I first heard about City Greens Market, which opened at 4260 Manchester in March 2014, earlier this summer from CWE-based graphic designer Liz Sullivan. I finally stopped by a couple of Saturdays ago and now know why Liz became a fan. City Greens offers affordable food that's grown locally - as close as 5 minutes away, and no farther away than farms in Missouri and Illinois.
It took a Skandelarious Grant from Washington University and a matching gift from Catholic Charities to enable Midtown Catholic Charities to open a storefront in The Grove District. For 6 years prior to the move, Catholic Charities operated a food pantry at 1202 S. Boyle providing fresh healthy food to those who did not have access to it. City Greens Market was located in The Grove District as it's considered a "food desert." Residents of the neighborhood do not have access to a grocery store that's within walking distance.

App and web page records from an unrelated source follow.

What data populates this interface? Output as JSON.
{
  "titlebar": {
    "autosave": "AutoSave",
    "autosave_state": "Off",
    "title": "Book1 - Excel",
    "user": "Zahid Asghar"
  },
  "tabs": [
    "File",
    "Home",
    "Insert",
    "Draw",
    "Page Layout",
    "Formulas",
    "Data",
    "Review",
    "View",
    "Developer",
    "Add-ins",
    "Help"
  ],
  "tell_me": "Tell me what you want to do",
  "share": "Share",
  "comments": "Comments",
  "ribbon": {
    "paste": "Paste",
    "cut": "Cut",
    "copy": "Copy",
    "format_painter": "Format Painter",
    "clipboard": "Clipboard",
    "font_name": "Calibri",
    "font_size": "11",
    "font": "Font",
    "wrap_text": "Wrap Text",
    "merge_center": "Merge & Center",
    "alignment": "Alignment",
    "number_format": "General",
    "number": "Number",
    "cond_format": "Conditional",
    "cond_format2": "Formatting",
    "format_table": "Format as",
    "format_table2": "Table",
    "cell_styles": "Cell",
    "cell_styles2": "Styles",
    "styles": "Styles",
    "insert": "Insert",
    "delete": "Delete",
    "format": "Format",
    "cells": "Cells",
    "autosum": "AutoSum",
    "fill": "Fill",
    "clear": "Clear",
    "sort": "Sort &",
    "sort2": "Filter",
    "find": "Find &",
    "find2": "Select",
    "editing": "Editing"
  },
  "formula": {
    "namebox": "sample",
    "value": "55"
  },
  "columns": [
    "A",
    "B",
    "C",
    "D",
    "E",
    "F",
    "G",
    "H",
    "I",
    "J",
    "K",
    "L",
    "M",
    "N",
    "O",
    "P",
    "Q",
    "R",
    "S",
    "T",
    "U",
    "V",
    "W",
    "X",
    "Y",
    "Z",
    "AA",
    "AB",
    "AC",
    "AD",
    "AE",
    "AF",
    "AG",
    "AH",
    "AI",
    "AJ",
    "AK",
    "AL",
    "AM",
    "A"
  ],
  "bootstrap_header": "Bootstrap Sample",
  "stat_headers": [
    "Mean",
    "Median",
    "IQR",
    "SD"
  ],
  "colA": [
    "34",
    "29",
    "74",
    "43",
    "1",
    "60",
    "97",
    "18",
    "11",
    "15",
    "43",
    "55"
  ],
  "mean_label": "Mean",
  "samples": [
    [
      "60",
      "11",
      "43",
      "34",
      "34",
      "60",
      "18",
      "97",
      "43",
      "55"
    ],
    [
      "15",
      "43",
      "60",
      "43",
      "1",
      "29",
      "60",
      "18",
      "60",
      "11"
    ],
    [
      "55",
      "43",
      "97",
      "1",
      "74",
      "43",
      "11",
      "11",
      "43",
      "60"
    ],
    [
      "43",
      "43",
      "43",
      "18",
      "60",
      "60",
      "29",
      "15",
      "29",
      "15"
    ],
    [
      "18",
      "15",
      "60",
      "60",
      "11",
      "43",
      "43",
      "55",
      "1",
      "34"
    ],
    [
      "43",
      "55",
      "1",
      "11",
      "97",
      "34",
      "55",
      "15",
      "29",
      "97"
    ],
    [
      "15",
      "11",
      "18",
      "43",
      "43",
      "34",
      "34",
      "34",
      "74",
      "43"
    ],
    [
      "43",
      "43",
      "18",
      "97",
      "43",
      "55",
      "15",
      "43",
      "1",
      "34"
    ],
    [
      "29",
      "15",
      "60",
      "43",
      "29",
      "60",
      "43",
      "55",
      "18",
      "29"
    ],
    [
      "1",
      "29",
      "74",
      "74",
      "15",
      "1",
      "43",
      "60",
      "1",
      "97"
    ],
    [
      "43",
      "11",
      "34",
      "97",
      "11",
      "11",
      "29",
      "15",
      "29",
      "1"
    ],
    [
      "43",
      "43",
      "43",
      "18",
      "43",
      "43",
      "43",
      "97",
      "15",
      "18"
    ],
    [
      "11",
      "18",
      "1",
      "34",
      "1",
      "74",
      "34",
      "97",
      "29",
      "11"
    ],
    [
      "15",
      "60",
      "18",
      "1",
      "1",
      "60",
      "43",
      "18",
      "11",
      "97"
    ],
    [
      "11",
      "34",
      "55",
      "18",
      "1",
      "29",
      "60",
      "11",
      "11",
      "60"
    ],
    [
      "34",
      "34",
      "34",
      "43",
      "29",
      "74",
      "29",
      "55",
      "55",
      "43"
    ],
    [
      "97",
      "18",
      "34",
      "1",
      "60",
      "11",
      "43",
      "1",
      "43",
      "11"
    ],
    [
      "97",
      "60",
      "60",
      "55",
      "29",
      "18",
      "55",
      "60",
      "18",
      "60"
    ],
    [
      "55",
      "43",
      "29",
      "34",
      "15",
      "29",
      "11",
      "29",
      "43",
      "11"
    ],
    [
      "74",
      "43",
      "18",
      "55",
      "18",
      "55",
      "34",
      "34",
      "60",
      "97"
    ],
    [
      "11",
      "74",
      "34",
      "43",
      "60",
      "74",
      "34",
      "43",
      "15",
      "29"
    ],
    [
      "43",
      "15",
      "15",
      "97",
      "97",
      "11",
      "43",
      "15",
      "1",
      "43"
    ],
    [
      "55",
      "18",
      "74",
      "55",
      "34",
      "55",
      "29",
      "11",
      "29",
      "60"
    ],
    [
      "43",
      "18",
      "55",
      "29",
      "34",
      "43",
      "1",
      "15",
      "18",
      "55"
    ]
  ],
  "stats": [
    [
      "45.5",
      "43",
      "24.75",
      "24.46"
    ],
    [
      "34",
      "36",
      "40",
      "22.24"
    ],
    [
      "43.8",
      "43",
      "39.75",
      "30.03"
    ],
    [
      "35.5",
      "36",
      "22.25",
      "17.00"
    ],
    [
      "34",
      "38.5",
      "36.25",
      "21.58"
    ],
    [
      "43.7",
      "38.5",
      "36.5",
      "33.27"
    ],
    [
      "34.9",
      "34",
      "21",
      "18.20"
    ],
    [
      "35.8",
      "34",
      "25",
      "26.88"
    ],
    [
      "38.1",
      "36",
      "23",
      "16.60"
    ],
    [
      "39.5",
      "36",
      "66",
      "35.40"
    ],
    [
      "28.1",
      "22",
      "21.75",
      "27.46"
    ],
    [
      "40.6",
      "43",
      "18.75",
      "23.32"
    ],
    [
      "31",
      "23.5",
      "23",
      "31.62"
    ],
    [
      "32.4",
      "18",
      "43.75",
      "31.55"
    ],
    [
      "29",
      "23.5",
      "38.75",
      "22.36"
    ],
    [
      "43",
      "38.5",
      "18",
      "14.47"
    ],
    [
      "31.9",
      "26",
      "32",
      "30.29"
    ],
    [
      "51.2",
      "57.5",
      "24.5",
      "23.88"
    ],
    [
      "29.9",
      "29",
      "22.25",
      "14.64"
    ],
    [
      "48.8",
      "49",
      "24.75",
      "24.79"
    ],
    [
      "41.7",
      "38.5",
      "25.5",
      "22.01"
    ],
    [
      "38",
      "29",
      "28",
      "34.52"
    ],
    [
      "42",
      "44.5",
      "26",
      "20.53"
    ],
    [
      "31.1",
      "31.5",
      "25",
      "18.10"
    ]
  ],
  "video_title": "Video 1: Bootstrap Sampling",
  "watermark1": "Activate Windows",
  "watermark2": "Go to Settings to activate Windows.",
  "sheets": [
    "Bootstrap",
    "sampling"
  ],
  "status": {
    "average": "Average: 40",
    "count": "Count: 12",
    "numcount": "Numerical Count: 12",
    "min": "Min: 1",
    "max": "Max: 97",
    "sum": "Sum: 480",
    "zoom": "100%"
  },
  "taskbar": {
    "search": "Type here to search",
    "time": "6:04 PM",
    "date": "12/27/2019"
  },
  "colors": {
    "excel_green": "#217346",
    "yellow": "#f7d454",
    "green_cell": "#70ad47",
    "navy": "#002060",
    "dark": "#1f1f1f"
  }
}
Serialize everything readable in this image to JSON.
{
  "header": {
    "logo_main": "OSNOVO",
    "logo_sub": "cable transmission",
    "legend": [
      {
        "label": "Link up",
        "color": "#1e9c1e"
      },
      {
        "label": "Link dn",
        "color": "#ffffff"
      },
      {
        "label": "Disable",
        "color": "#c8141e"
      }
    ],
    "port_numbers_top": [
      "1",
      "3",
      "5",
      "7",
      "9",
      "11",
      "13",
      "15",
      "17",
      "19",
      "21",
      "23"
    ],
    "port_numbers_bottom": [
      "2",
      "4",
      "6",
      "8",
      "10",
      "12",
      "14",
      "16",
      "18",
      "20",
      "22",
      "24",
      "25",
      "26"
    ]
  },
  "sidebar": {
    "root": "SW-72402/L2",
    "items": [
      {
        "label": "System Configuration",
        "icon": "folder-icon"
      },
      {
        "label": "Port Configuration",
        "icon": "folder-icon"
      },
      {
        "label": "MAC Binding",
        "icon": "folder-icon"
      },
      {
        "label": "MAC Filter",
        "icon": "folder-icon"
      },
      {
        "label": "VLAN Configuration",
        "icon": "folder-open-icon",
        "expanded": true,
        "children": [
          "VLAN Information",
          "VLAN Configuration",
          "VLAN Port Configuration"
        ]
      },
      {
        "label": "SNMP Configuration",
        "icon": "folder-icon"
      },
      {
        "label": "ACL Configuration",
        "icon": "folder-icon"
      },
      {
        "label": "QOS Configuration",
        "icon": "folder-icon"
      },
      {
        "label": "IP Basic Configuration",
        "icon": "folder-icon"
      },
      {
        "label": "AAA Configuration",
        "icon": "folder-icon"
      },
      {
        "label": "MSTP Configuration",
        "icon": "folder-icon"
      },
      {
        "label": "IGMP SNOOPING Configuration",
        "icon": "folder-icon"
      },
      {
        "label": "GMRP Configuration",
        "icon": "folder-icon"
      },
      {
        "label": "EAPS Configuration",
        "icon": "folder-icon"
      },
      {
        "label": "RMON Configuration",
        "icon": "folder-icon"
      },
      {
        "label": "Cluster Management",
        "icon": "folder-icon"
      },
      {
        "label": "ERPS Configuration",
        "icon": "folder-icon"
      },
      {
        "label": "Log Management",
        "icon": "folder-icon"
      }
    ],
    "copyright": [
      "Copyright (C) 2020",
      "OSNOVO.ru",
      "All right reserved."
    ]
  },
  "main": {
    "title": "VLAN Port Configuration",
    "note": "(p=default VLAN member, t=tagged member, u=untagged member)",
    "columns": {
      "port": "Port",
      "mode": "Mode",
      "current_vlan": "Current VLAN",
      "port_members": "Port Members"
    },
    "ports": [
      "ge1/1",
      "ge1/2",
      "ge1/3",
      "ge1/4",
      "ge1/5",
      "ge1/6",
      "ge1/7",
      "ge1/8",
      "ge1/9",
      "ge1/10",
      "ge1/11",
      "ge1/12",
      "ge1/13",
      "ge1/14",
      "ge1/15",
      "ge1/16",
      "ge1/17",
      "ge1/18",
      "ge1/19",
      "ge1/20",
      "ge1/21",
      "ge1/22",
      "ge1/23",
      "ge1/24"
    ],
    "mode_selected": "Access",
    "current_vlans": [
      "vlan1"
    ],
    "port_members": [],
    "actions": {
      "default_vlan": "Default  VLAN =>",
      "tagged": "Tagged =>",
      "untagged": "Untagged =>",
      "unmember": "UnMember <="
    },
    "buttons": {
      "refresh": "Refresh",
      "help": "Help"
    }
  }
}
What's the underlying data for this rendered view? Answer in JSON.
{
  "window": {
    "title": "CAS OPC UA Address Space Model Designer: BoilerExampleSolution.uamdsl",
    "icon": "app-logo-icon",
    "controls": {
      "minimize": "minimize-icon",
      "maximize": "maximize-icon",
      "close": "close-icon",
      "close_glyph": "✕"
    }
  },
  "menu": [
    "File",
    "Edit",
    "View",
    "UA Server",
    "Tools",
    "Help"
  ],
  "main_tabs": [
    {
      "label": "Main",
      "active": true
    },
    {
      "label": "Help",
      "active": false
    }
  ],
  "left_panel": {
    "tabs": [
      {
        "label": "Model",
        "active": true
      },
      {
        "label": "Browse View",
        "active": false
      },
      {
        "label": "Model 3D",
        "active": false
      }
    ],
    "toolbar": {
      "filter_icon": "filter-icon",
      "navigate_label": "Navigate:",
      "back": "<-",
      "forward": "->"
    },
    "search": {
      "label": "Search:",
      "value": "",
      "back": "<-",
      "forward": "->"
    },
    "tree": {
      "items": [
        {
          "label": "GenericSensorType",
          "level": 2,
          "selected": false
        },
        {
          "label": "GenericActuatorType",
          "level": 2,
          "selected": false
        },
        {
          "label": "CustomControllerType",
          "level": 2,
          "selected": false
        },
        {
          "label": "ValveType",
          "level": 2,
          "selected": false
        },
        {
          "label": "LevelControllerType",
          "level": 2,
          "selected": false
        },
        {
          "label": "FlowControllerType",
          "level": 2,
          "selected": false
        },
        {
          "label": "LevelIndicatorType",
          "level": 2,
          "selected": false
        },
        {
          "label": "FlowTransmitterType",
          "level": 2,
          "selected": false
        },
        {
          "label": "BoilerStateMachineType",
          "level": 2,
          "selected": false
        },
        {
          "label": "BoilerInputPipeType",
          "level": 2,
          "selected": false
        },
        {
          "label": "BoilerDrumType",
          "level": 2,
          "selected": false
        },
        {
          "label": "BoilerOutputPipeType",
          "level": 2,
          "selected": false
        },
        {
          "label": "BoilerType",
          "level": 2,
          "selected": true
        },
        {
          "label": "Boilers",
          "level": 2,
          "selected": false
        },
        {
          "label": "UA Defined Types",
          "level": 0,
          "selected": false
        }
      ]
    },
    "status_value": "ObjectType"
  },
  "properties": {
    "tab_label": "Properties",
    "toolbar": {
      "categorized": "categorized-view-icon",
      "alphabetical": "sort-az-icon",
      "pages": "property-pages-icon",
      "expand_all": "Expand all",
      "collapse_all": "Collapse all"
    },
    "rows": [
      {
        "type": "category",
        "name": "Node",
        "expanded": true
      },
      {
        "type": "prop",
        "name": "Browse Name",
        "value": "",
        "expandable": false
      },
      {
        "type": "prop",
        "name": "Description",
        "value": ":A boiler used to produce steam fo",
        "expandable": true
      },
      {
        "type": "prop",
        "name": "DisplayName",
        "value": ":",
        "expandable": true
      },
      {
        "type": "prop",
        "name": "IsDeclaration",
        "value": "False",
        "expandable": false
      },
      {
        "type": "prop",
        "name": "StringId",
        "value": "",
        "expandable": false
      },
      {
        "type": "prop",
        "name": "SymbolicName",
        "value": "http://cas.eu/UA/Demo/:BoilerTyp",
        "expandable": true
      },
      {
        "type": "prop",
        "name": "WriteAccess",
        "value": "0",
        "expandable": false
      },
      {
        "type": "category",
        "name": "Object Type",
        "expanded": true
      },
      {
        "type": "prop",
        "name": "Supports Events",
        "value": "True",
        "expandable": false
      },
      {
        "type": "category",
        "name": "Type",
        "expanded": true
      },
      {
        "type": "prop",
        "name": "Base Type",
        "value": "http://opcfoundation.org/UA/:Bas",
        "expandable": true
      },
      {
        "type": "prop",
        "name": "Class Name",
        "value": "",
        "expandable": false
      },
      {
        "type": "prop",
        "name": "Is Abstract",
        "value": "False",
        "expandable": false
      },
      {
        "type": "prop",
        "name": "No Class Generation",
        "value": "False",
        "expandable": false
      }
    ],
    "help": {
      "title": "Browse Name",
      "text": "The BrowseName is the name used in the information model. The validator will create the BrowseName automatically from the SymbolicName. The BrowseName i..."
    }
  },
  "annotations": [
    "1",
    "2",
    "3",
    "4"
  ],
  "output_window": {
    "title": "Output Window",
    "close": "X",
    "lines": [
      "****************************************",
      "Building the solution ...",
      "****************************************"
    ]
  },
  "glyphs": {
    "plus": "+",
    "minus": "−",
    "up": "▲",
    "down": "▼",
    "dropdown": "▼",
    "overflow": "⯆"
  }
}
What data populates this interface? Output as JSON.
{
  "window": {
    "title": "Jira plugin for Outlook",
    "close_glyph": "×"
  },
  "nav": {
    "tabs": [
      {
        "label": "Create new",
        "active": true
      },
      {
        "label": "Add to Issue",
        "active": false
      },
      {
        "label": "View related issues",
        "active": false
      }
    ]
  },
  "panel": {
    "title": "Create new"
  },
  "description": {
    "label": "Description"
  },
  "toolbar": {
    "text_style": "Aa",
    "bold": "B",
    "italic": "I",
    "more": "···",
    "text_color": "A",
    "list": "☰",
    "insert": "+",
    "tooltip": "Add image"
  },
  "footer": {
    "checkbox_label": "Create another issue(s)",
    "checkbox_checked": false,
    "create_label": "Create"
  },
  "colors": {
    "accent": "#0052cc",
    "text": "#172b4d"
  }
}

When I asked Assistant Market Coordinator Resendra Sykes, middle above, who the customers are, she replied, "We are here for the poor and underprivileged, but we service anyone. This market serves a melting pot of people," and that's what I observed when shopping myself.
Not photographed in this blog post is Market Coordinator Dylan Nailor. Everyone working at the market, other than Sykes and Nailor, is a volunteer. That includes students from St. Louis University who are studying nuitrition. They do community service at City Greens, help find grant money and plan fundraising events. One Saturday I was introduced to Lori Jones, an instructor of Nutrition and Dietetics at SLU, who was shopping at the market. She explained that SLU students in the program also learn how to write grant proposals as part of the course, a valuable skill that's always in demand.
Everything at City Greens is sold at cost, there is no mark up. Sykes said, "If it costs $1, we sell it for $1." The market helps farmers who can count on a place to bring their produce, and because everything is local, customers learn to eat seasonally.
Meat and poultry, which comes from farms in Missouri and Illinois, is hormone- and additive-free. "Our chicken is like none other," said Sykes. The lamb chops I bought for an unbelievable $6.23 a pound were delicious too.
The dairy case holds Ozark Mountain Creamery Milk, $2.93 a gallon, Windcrest Dairy yogurt from Trenton, Illinois, as well as locally-made cheeses.
Local honey, homemade pickles, and nut butters from East Wind Community in Tecumseh, MO fill one section of the store. There is fresh pasta in a freezer case too.
City Greens Market is sustained by a membership structure. Yearly membership is free for those making $30,000 and under, or $180 for those making over $30,000. It's estimated that you'll earn your membership back after 5 to 8 weeks. Sykes said that anyone is welcome to try the market a few times before deciding to join.
City Greens Market, 4260 Manchester (just east of Sweetie Pie's) is open Tuesday-Friday from 10 a.m. to 6 p.m., and Saturday from 9 a.m. to 1 p.m. From 9 a.m. to 1 p.m. on Mondays, when the store is closed, they take a food truck to Compton and Chouteau Avenues, another food desert. For more information, call (314) 833-3811.
P..S. - Non-metered parking is available in front of the store. There is also a parking lot across the street.